Pope Benedict's Summer of Listening

VATICAN CITY — The first rule in the Rule of St. Benedict is to listen.

It is something Pope Benedict XVI has been doing much of since his election nearly six months ago and, as a consequence, has been providing an astonishing and powerful witness.

Over the summer, the Holy Father received a number of prominent figures in private audience at the apostolic palace in Castel Gandolfo. But what is most surprising — or not depending on your previous perception of the Pope as Cardinal Ratzinger — is the variety of people he has been willing to see.

In the latest of these meetings, Benedict spent four hours and dined with dissident Swiss theologian Father Hans Küng, a meeting which some commentators have described as “amazing” and “a sensation.” The professor described the audience, which took place on Sept. 24, as “extraordinary” but stopped short of referring to it as a moment of reconciliation. The Vatican said the meeting took place in a “friendly atmosphere.”

Father Küng was forbidden to teach in 1979 by the then-Archbishop of Munich and Freising, Joseph Ratzinger, together with other German bishops and the Vatican, after he questioned the dogma of papal infallibility. Ever since, he has been trying to secure a meeting, first with Pope John Paul II, and now with Pope Benedict.

Common Ground

The likelihood of a meeting with the new Pope was greater as both Benedict and Father Küng have known each other since 1957. Father Küng was also instrumental in the appointment of Father Ratzinger in 1966 as professor of dogmatic theology at the University of Tübingen, and in his 1997 memoir Milestones, then-Cardinal Ratzinger wrote he had “good personal relations” with Father Küng despite their dogmatic differences.

At the Sept. 24 meeting, requested by the dissident theologian, both agreed to discuss only those issues which they have in common rather than dwell on those issues where they diverge. According to a statement written by Pope Benedict following the meeting, the two theologians focused on the foundation of a “world ethic” and the dialogue of reason and the natural sciences with the reason of the Christian faith.

“I am sure that this will be seen in the Catholic world, and even more than that, as a hopeful sign because it shows that he [Benedict] has more positive intentions than maybe what was seen at the beginning,” Father Küng told the Associated Press. “That he dedicated to me so many hours,” he added, “was extraordinary.”

Society of St. Pius X

Yet this was not the only exceptional meeting of the summer. Just a month before, on Aug. 29, Pope Benedict met with excommunicated Bishop Bernard Fellay, the superior general of the schismatic Society of St. Pius X. Following the meeting, granted at Bishop Fellay's request, there were hopeful signs that reconciliation was a greater possibility than ever, though still with much work to be done.

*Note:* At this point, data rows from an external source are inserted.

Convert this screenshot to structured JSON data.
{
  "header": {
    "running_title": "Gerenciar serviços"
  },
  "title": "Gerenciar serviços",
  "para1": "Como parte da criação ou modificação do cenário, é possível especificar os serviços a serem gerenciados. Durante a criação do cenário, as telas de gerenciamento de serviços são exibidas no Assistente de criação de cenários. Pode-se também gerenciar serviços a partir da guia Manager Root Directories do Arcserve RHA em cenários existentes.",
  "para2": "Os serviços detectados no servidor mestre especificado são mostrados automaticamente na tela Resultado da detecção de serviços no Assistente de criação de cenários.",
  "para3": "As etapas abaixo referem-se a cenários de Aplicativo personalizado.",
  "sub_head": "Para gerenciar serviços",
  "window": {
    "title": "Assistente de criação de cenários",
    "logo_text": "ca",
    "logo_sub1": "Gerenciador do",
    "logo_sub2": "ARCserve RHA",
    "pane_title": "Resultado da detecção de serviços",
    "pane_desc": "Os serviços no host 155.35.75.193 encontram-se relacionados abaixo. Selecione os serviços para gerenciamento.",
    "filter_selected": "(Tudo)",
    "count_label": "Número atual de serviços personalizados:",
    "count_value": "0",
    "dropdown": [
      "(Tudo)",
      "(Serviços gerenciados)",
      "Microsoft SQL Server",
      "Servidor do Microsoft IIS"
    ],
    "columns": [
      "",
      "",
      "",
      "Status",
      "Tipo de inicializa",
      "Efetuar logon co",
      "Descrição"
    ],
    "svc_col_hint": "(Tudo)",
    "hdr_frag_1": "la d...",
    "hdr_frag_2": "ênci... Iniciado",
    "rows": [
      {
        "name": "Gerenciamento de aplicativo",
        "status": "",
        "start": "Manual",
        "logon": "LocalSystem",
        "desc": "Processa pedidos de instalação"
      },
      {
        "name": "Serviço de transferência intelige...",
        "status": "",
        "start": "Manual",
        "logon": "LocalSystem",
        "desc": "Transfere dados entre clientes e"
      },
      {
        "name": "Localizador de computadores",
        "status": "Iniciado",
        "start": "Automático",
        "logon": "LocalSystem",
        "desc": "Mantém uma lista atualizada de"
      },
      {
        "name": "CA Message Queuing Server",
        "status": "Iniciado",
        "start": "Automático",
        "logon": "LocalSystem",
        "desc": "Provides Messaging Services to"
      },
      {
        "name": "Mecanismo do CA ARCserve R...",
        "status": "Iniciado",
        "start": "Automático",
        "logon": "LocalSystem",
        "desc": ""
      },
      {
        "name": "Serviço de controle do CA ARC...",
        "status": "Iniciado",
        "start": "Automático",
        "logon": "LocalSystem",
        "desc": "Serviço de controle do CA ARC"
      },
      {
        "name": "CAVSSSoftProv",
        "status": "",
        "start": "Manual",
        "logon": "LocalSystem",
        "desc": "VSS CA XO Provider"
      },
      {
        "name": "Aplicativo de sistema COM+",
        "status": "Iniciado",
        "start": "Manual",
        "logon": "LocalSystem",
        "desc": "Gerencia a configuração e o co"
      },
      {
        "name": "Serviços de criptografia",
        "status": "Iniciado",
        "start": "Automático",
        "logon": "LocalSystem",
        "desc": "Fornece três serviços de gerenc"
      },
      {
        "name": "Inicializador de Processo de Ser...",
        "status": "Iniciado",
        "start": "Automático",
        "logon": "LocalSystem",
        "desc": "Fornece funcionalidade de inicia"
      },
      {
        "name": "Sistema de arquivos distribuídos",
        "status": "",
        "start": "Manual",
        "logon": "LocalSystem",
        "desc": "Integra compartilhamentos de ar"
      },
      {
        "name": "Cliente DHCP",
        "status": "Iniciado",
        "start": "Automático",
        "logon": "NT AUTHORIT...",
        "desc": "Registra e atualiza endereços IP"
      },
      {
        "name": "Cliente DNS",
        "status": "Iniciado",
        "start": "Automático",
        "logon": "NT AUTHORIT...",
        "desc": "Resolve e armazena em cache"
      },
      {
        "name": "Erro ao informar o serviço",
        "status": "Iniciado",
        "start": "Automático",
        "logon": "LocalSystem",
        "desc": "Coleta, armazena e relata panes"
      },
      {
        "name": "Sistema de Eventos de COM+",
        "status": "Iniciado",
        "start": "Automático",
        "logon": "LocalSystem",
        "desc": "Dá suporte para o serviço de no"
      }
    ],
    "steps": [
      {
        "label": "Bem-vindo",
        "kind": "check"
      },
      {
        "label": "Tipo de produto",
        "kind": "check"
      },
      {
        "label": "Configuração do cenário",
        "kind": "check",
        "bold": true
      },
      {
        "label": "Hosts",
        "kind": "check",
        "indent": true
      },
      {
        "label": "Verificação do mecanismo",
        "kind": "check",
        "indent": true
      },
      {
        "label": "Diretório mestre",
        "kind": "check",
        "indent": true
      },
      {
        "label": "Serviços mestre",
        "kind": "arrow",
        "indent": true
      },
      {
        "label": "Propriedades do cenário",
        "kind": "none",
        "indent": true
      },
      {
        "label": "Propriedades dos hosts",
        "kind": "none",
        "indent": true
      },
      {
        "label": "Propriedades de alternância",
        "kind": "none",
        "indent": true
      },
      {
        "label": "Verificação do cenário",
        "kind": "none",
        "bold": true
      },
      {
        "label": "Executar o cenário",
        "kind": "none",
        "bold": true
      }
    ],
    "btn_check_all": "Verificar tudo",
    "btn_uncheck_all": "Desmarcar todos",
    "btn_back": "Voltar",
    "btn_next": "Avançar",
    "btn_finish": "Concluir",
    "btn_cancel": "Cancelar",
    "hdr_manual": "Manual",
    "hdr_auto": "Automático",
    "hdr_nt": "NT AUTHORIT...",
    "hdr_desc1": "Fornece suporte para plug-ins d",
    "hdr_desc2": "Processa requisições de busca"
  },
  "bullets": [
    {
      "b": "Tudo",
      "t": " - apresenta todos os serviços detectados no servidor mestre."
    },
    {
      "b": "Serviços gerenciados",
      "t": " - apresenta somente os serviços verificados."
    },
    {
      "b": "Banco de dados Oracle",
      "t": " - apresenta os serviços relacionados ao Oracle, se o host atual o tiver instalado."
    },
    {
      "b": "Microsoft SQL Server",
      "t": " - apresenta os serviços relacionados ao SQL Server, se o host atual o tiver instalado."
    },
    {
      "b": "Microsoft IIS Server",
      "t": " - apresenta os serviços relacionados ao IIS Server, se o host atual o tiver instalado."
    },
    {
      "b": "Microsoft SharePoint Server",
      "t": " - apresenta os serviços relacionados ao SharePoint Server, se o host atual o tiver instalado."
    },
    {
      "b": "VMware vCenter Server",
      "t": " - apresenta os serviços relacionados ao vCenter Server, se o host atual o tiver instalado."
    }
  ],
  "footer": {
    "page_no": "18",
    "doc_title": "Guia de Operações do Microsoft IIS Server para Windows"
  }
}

“It was very positive that he [Pope Benedict] did accept the meeting,” said Bishop Fellay in an interview with the Register Sept. 2. His deputy, Father Franz Schmidberger, also present at the meeting, said the encounter provided the society with an opportunity to show something they had wanted to demonstrate for some time: “Our love and our attachment to the Church and the See of Peter.”

Two days prior to that meeting, Pope Benedict held another private audience that also raised eyebrows.

Italian-born Oriana Fallaci, a controversial best-selling author of books highly critical of Islam, was granted an audience at her own request. Many commentators saw this again as evidence of the Pope's wish to listen and to try to find common ground, in spite of there being radical differences of opinion, and regardless of how such a meeting might appear to the public.

Yet none of these private audiences comes as a surprise to those who have studied the life of the Pope. As Archbishop of Munich and Freising, Joseph Ratzinger gave homilies extolling such openness and willingness to dialogue.

“It's very much in his character to be open and willing to listen, to look for points that can be shared,” said Legionary Father Edward McNamara, professor of dogmatic theology at the Regina Apostolorum University. “It's probably that this aspect of his character couldn't come out in his role as prefect of the Congregation for the Doctrine of the Faith.”

Father McNamara added: “Some may feel that such meetings are scandalous, but he's showing us that you can speak to these people, that one shouldn't demonize everybody because of their positions and ideas — people can have different ideas.”

The crucial point, Father McNamara continued, is that the Holy Father is trying to “find points of contact and agreement,” but that when it comes to doctrine, “he won't move an inch.”

Quoting G. K. Chesterton, Father McNamara pointed out that Catholics agree actually about everything; it is only everything else they disagree about. That is to say, committed Catholics agree on a few cosmic truths summarized in the creeds, prayers, sacraments and common life of the Church. However, when it comes to the rest of human existence they will gladly disagree with one another.

But these meetings also indirectly show another quality of the Holy Father: a great confidence in his own authority and intellect. It is said that only a believer confident enough in their own convictions is in a position to engage in authentic dialogue. Pope Benedict, with his highly respected intellectual background, so far appears to be enacting this principle to maximum effect.

Edward Pentin writes from Rome.